“Life in Regional Australia is not life in the undeveloped wilderness or the outbacks of Australia.” –David, Perth Australia
Migrating to Australia from Singapore or elsewhere is not just about moving to larger cities, but exploring other bigger opportunities in the regions. Life in the regions is not the life in the farms and rural areas whereby there are more sheep and cows than human beings, and that life there means life living with no one around you; it is absolutely an incorrect perception because if that if so then how about considering major capital cities such as Darwin, Perth, Adelaide, Canberra or even Hobart. Regional areas are not “Ulu”, which means remote in Malay, where inaccessibility and lack of infrastructure are of major concern.
I am a resident of Australia for more than 30 years now. The city has been now designated as regional, but even for that, I have moved even further into regional areas… and I couldn’t have made a better decision because the quality of life, healthcare, educational opportunities and options for my children, and infrastructure is immensely great. It is just as good as in the city, yet it does not have the problems that come in living in big cities such as overcrowding, congestion, pollution, as well as the overall increase in the cost of living.
To understand regional immigration, I wish to, first of all, clarify the notion that Australia is all about Sydney, Brisbane and Melbourne. No doubt that these are major centres of commerce and businesses; we cannot deny that they are very large cities on their own. And being large cities there will be a wide diversity of cultures, food, and labour. Generally, life in these major cities is fantastic by way of their infrastructure and services. However, due to the convergence of so many cultures, there is the existence of certain “own place” in these major cities. And by way of communities of people forming “own place”, that is where a lot of problems start to arise. Whilst they may feel fairly comfortable, living in an “own place” does not really represent life in Australia, because Australia, by and large, is a multicultural society.

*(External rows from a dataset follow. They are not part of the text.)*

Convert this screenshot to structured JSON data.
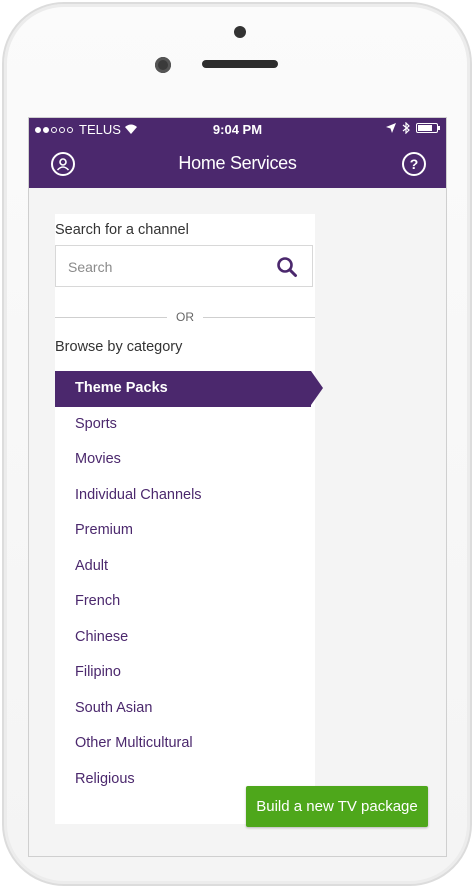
{
  "status_bar": {
    "carrier": "TELUS",
    "time": "9:04 PM"
  },
  "header": {
    "title": "Home Services",
    "help_symbol": "?"
  },
  "search": {
    "label": "Search for a channel",
    "placeholder": "Search"
  },
  "divider_text": "OR",
  "browse_label": "Browse by category",
  "categories": [
    {
      "label": "Theme Packs",
      "active": true
    },
    {
      "label": "Sports",
      "active": false
    },
    {
      "label": "Movies",
      "active": false
    },
    {
      "label": "Individual Channels",
      "active": false
    },
    {
      "label": "Premium",
      "active": false
    },
    {
      "label": "Adult",
      "active": false
    },
    {
      "label": "French",
      "active": false
    },
    {
      "label": "Chinese",
      "active": false
    },
    {
      "label": "Filipino",
      "active": false
    },
    {
      "label": "South Asian",
      "active": false
    },
    {
      "label": "Other Multicultural",
      "active": false
    },
    {
      "label": "Religious",
      "active": false
    }
  ],
  "cta": {
    "label": "Build a new TV package"
  },
  "colors": {
    "brand_purple": "#4b286d",
    "cta_green": "#4ea71b"
  }
}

Australia has been very welcoming to migrants…
Australia in general, as I have found, is a place where people tend to be very accepting of migrants. But where migrants only grew together in a certain community and resist integrating into the larger society where the primary language spoken is non-English, it opens opportunities for racism or any racist acts. By and large, racism exists in Australia but it does not necessarily exist any less in any other parts of the world. But because racism has been outlawed in Australia, any such acts/attempts would definitely incur the attention of the media.
Regions offer great opportunities as well…
When it comes to jobs and work, the regions do provide ample opportunities. Where white-collar office jobs are a concern, especially those in the financial sector, there is nowhere else that can beat Sydney by way of opportunities, or Melbourne for the technology sector. However, with more job opportunities also come more competitions for these sorts of jobs and where competition is concerned, if you are in that kind of a competitive environment you will always have to work longer and harder. It is not as if life in all other regional cities doesn’t have great opportunities in all industries and sectors. But what is most distinctive about employment opportunities in the region is that there is a much smaller supply of skilled workers. Whilst demand may be lower, supply may be even lower than demand. And we all know what happens when high demand is met by higher supply or conversely low demand is met by lower supply.
One’s success in Australia is sometimes is as dependent on addressing the supply issues of jobs and not simply the high demand of the particular skill set.
If you do qualify to move to major cities, do so. But, understand that there is so much more to be exploring and many more opportunities to consider in in regional areas, in which the government is giving a high level of processing priority when it comes to immigration, so why would you not want to increase your chances of bettering yourself, your job opportunities and lifestyle than to restrict yourself staying Sydney, Brisbane and Melbourne.
For those who are presently living in major cities, unfortunately, due to the high concentration of people there and the pandemic situation, you just have to comply and it is not practical to move out straight away. It will just be a temporary lockdown situation and be glad that it will definitely come to an end. But do understand that there are opportunities that go beyond Sydney and Melbourne, especially if you are prepared to explore other regions and that you are prepared to adapt to what the community and the needs of the employment situation. I’ve seen people who are trained as a chef in a major city explores another set of skills in the regions. Likewise, those who may be very successful in the financial industry do very well in the trades industry as well.
Long and short, if you are open-minded and prepared to adapt, you’ll find that you will be rewarded.
This Blog post is provided by Australia Immigration Specialist (AIS)
Know more about the benefits of migrating to Australia from Singapore or elsewhere, specifically to regional areas by calling us at +65 6299 0245, or visiting www.ausimmigrate.com.